- [WORK INSTRUCTIONS]:
Locate each line below that includes "time" and reproduce it.

- [INFORMATION]:

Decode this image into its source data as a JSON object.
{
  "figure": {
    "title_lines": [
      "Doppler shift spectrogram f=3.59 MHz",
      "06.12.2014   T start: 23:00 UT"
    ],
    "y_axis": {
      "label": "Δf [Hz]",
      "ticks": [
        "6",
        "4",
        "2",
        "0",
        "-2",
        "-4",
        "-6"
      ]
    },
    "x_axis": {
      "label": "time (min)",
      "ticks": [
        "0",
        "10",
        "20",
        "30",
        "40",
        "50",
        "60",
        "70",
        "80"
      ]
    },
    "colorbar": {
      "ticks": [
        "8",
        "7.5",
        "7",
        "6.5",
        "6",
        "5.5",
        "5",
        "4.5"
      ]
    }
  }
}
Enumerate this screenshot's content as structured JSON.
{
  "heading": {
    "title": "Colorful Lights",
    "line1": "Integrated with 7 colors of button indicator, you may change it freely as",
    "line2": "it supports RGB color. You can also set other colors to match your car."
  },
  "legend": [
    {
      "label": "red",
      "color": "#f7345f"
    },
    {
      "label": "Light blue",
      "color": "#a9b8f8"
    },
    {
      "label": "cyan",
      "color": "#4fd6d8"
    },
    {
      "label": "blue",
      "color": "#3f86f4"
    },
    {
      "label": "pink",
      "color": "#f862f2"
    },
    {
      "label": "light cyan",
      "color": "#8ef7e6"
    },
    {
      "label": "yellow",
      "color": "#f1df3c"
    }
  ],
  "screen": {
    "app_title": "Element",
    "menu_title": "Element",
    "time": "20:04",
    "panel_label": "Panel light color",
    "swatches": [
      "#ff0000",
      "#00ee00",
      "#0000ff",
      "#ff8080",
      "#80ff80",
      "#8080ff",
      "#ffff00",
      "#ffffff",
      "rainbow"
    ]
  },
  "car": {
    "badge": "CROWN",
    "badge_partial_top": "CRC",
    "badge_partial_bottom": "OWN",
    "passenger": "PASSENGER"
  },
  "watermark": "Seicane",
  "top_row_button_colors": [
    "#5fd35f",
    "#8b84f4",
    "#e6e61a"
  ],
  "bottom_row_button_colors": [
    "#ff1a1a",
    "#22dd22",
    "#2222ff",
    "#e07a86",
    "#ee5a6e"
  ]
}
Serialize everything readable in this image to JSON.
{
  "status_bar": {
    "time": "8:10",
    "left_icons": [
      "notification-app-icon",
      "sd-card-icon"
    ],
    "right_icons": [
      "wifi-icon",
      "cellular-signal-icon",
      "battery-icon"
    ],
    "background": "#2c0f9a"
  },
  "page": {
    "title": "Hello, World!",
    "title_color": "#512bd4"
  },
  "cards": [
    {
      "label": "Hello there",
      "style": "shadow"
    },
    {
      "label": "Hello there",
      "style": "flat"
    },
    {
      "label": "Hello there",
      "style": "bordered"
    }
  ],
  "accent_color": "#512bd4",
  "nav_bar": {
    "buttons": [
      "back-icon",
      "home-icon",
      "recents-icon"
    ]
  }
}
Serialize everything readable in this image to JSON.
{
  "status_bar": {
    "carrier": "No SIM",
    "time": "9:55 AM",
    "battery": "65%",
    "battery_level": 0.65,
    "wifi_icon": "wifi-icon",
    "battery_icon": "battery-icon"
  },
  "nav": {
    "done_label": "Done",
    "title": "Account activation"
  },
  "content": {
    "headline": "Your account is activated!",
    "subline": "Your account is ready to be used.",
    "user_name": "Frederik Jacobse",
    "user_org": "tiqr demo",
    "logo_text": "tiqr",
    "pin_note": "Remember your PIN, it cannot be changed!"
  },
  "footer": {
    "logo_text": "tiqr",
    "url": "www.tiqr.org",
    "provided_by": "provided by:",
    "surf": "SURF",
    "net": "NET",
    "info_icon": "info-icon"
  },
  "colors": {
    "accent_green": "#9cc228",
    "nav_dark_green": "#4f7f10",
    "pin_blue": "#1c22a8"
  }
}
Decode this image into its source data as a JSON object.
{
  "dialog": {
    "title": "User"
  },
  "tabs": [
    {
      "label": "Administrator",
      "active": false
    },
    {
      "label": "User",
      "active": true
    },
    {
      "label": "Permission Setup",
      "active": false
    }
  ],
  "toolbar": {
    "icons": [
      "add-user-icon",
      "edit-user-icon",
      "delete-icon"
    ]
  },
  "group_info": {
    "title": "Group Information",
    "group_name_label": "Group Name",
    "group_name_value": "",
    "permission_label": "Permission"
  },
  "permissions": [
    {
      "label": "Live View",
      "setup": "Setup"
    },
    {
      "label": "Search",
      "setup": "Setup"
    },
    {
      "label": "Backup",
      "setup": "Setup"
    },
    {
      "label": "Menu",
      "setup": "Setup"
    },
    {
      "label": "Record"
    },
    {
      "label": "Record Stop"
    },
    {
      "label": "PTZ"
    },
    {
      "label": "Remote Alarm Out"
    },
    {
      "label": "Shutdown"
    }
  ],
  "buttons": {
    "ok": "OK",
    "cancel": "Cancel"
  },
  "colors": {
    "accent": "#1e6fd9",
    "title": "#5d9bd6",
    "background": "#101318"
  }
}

- [TASK SOLUTION]:
      "label": "time (min)",
    "time": "20:04",
    "time": "8:10",
    "time": "9:55 AM",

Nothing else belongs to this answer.